Instructors: Cait Reynolds Kim Alexander

Price: $60.00 USD per class or $150.00 USD for 3-class bundle.

Where: W.A.N.A. Digital Classroom

When: Wednesday, September 20, 2017. 7:00 – 9:00 p.m. EST

If you’re working on a fantasy novel, chances are you’ve already decided what the ‘feel’ of your universe will be. This class will help you turn that feeling into a working, fleshed out civilization.

Before we’re done, you’ll know where your world stands in technological advances, what everyone does for a living, and how they get to work every day.

From the wench in the pub to the backup janitor who cleans the jump-drive, everyone’s got to have a gig.

Topics include:

  • Bronze, stone, atom, or magic? Level up!
  • What do you do all day? Putting your characters to work.
  • How did you get here? From feet to flying cars (or monkeys), pick a ride.
  • Do you take plastic? Economics beyond ye olde marketplace.

ROMPS AND REVELS: ENTERTAINMENT, LEISURE, AND CULTURE IN FANTASY WORLD-BUILDING

Instructors: Cait Reynolds Kim Alexander

Price: $60.00 USD per class or $150.00 USD for 3-class bundle.

Where: W.A.N.A. Digital Classroom

When: Wednesday, September 27, 2017. 7:00-9:00 p.m. EST

When a bunch of characters get together, the first thing they’ll do (after slaying the dragon/alien/Elder God) is want to kick back. It’s human(ish) nature!

So let’s explore what the denizens of your fantasy world do on their free time. It can be the serious business of organized religion to the even more serious business of sporting events, to the most serious thing of all–fashion.

In this class, we’ll find out what your characters are reading, what they’re eating, and which team they’re rooting for. Topics include:

  • Celebrity and pop culture – who are the Biebers and Beatles of the world? Why is it important?
  • Ceremony and ritual – religious and/or secular celebrations.
  • What fashion dictates – what your shoes say about you.
  • What is the equivalent of chocolate cake and champagne in your fantasy world, and who gets the first slice?

I love hearing from you!

For the month of September, for everyone who leaves a comment, I will put your name in a hat. If you comment and link back to my blog on your blog, you get your name in the hat twice. What do you win? The unvarnished truth from yours truly. I will pick a winner once a month and it will be a critique of the first 20 pages of your novel, or your query letter, or your synopsis (5 pages or less).

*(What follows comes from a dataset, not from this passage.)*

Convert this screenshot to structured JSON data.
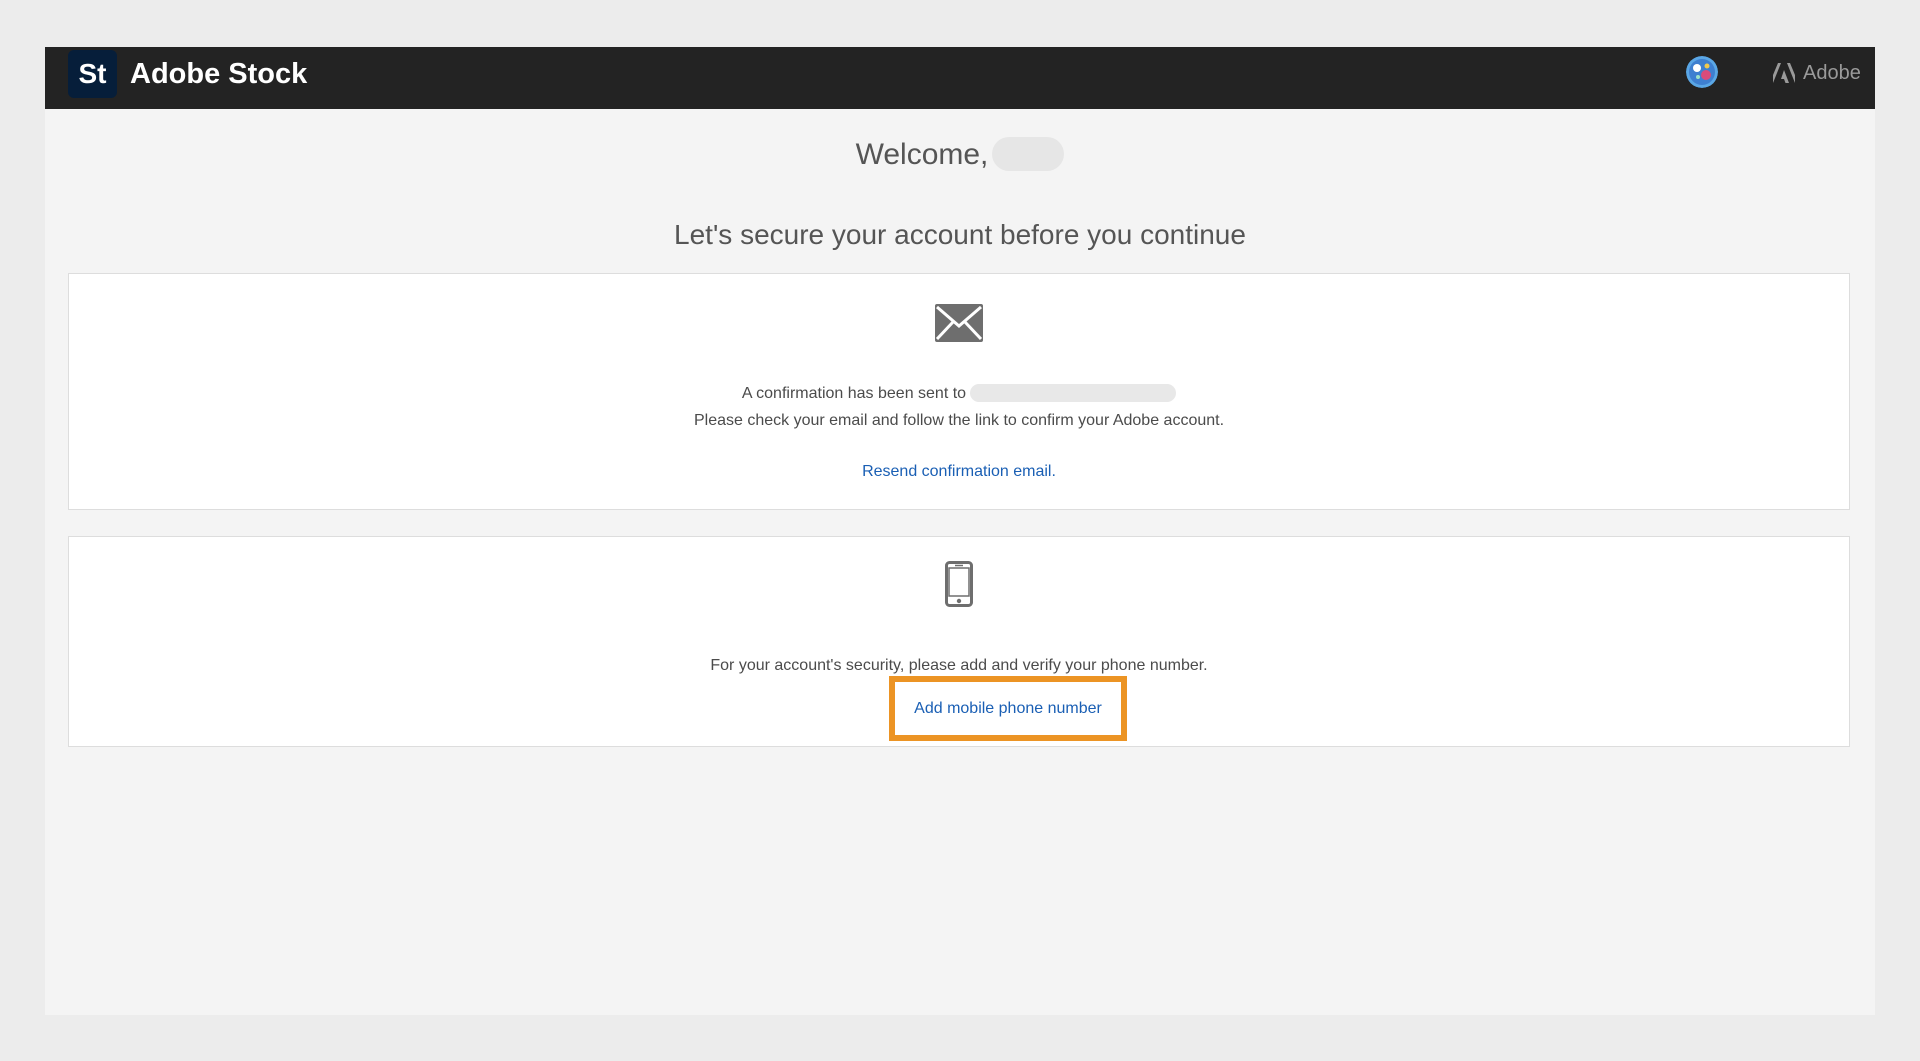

NEW CLASSES FOR SEPTEMBER AND MORE!

All classes come with a FREE recording!

We’ve added in classes on erotica/high heat romance, fantasy, how to write strong female characters and MORE! Classes with me, with USA Today Best-Selling Author Cait Reynolds, award-winning author and journalist Lisa-Hall Wilson, and Kim Alexander, former host of Sirius XM’s Book Radio. So click on a tile and sign up!

Villains & Anti-Heroes: The Characters We Love and Hate. $45.00 USD. Tuesday, September 12, 2017. 7:00-9:00 p.m. EST. Click the image to register!
Hooked: Catching Readers in the First Five Pages. $40.00 USD. Thursday, September 14, 2017. 7:00-9:00 p.m. EST. Click the image to register!
Turn Your Passion Into A Business: Making Money As A Writer. $40.00 USD. Monday, September 25, 2017. 7:00-9:00 p.m. EST. Click the image to register!
Guilty Pleasures: Writing Suspense, Thrillers, and Crime. Tuesday, September 26, 2017. 7:00-9:00 p.m. EST. Click the image to register!
Outside the Box: How to Read More, Write Less, and Up Your Fiction Game. Friday, September 29, 2017. 7:00-9:00 p.m. EST. Click the image to register!